It is possible with binary stars to find the masses of the stars involved, but there is some ambiguity. As for the closely orbiting pair, the ambiguity comes from not knowing the orbital inclination (the angle that the orbital plane makes with the plane of the sky). The ambiguity in the mass of Polaris Aa largely comes from supposed uncertainty in the distance. The direct measurement of the distance gives a different mass from the mass predicted from stellar evolution models, hence the reason for the closer distance. Furthermore, the stellar evolution models produce ages for the stars that don’t seem to match. Polaris B turns out to be significantly older than Polaris A, but binary stars are supposed to be the same age. The authors of the paper had a solution to this problem: perhaps Polaris Aa originally was an even closer binary star that merged into a single star sometime in the past. They admit that this is highly improbable, but they saw no other solution.
It’s been said in cosmology that one should never let data get in the way of a good model.

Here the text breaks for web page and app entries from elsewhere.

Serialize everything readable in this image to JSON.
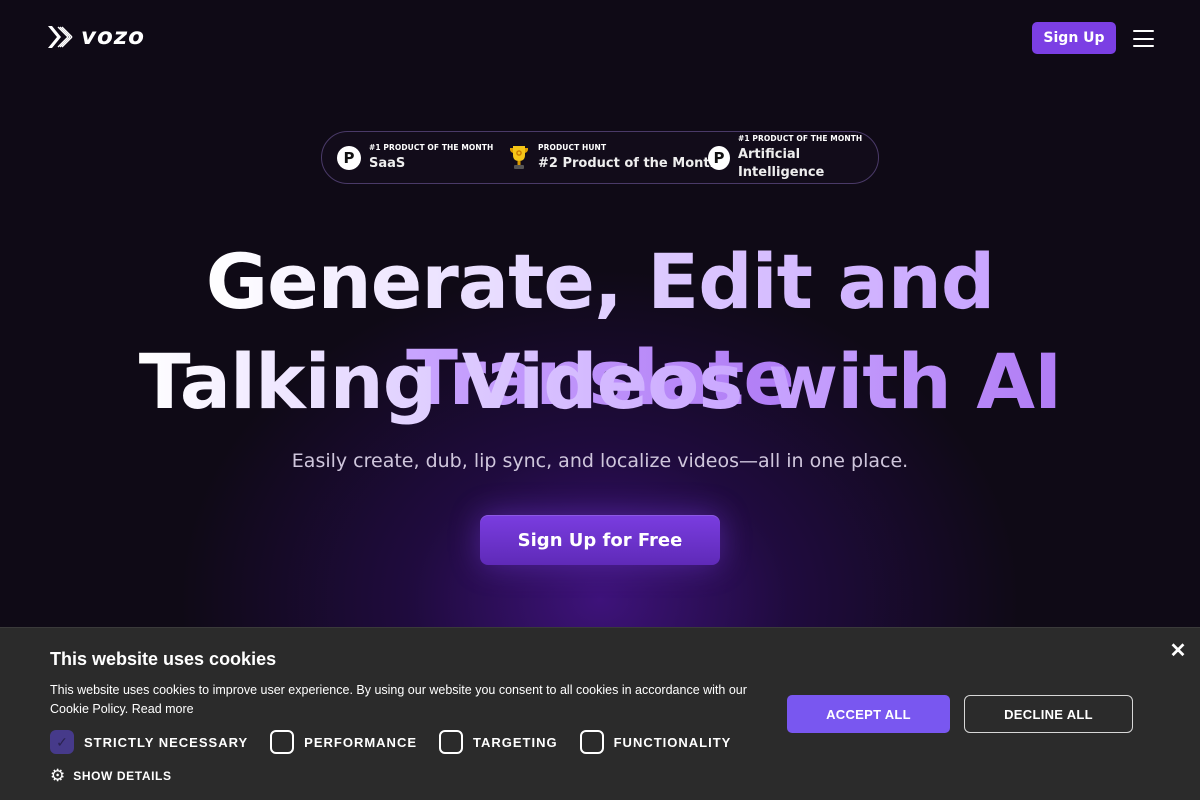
{
  "header": {
    "logo_text": "vozo",
    "signup_label": "Sign Up",
    "menu_icon": "hamburger-menu-icon"
  },
  "awards": [
    {
      "icon": "product-hunt-icon",
      "icon_glyph": "P",
      "small": "#1 PRODUCT OF THE MONTH",
      "big": "SaaS"
    },
    {
      "icon": "trophy-icon",
      "small": "PRODUCT HUNT",
      "big": "#2 Product of the Month"
    },
    {
      "icon": "product-hunt-icon",
      "icon_glyph": "P",
      "small": "#1 PRODUCT OF THE MONTH",
      "big": "Artificial Intelligence"
    }
  ],
  "hero": {
    "headline_line1": "Generate, Edit and Translate",
    "headline_line2": "Talking Videos with AI",
    "subtitle": "Easily create, dub, lip sync, and localize videos—all in one place.",
    "cta_label": "Sign Up for Free"
  },
  "cookie_banner": {
    "title": "This website uses cookies",
    "body": "This website uses cookies to improve user experience. By using our website you consent to all cookies in accordance with our Cookie Policy.",
    "read_more": "Read more",
    "options": [
      {
        "label": "STRICTLY NECESSARY",
        "checked": true
      },
      {
        "label": "PERFORMANCE",
        "checked": false
      },
      {
        "label": "TARGETING",
        "checked": false
      },
      {
        "label": "FUNCTIONALITY",
        "checked": false
      }
    ],
    "show_details": "SHOW DETAILS",
    "accept_label": "ACCEPT ALL",
    "decline_label": "DECLINE ALL",
    "close_glyph": "✕"
  },
  "colors": {
    "background": "#0f0a16",
    "brand_purple": "#7b3fe4",
    "accept_purple": "#7957f0",
    "cookie_bg": "#2b2b2b"
  }
}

Or did they? Here is a wonderful quote from their paper: “On the other hand, perhaps our models are just wrong.” I agree. It’s been said in cosmology that one should never let data get in the way of a good model. It seems that that attitude is slipping more and more into astronomy. As an observational astronomer, I’ve always thought that what we observe takes precedent over the theoretical. Earlier I mentioned that Polaris A is too bright for Gaia to get a good parallax. However, Polaris B is not too bright, and so Gaia has measured its parallax and hence its distance. That distance is 445 light years, consistent with the 433 light years that HIPPARCOS had obtained. Considering that Gaia has ten times the precision of HIPPARCOS, that amounts to confirmation of the earlier determined distance. When in doubt, go with the data, not the theoretical expectations. This conundrum about Polaris probably indicates that the evolutionary models used to interpret Polaris (and, by extension, many other stars) are wrong.